How did they get it right? More importantly how did we get it wrong?
Our last visit to Dubai was some 9 years ago. Apart from the much publicised Burj Al Arab the impact was less than memorable. I recall a Little India-like community of shops, restaurants and shopping malls that remind me of Ampang Park in its hey day.In all respects, Dubai is undoubtedly an over achiever, developing by leaps and bounds from its humble desert plains to the ambitious skyline of today. It's a Las Vegas of the Middle East, with loftier goals, if I can make such an analogy.
Sheikh Zayed Road 1991 & 2005
Source: Metropolis Magazine, November 21, 2007
"More than just a spectacle, Dubai is positioning itself to become one of the world's preeminent cultural and economic capitals . . . in the six years since the Twin Towers fell, a thousand skyscrapers have been rising on the Arabian Gulf."
"The megacity of Dubai will be the new economic and cultural capital of the world, spanning its neighboring emirates of Abu Dhabi, Sharjah, and beyond in one urbanized mass, rich in the biggest source of renewable energy-sunlight-..."
Jumeira Beach Road
" . . . you have to look beyond the spectacle of its thousand skyscrapers, malls, resorts, islands, and theme parks to the scale of its land-use patterns as manifested in the hundred or so individually master-planned residential, commercial, financial, and industrial districts."

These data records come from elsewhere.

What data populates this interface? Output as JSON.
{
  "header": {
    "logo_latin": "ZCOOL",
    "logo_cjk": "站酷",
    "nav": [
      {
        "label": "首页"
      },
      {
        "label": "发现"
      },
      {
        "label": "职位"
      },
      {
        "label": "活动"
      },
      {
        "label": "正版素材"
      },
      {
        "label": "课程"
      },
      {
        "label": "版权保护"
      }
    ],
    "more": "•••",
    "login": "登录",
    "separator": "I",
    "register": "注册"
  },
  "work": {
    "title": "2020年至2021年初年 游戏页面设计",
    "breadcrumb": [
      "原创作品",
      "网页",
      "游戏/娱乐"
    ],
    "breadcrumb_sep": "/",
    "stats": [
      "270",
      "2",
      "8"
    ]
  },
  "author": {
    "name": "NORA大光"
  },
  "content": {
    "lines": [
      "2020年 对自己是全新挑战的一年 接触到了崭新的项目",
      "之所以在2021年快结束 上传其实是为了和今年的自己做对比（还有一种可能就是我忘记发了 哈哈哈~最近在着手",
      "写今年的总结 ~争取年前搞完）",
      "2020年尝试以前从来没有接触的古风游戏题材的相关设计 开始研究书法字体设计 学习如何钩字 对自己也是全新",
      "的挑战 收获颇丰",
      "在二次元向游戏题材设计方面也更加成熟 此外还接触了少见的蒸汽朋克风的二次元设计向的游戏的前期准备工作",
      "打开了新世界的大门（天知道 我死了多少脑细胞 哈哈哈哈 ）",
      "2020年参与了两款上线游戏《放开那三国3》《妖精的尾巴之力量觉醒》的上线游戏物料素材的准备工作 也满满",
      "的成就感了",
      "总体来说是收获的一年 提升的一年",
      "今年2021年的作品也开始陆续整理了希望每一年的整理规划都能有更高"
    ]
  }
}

"The more than $310 billion in total construction under way or planned over the next decade includes not just mountains of curtain-walled skyscrapers and the over-the-top theme parks that have become patented clichés of Delirious Dubai, but a financial center, an academic hub, an information-technology center, a free media zone, and a minicity devoted to the worldwide distribution of humanitarian aid, as well as environmentally friendly projects such as self-powered buildings, a solar water-desalinization plant, a subway, and a light-rail system."
Heavy investments into the Dubai Sports City make this the world’s first integrated sports city and cornerstone project of Dubailand. There are two sporting venues planned, initially a 60,000-seater multi-purpose outdoor stadium and a 10,000-seater multi-purpose indoor stadium.
Camel racing is supported by the highest levels of UAE society, with former President Zayed owning a personal stable consisting of 14,000 camels and 9,000 workers for their upkeep.The UAE has 15 racetracks across the country with spacious and well-kept stadiums for viewers. They are located on city outskirts, complete with rest tents, connecting roads, electricity, water, telephone lines, equipment for live television and radio broadcasts, a team of doctors, stand-by ambulances, and print transmission capabilities.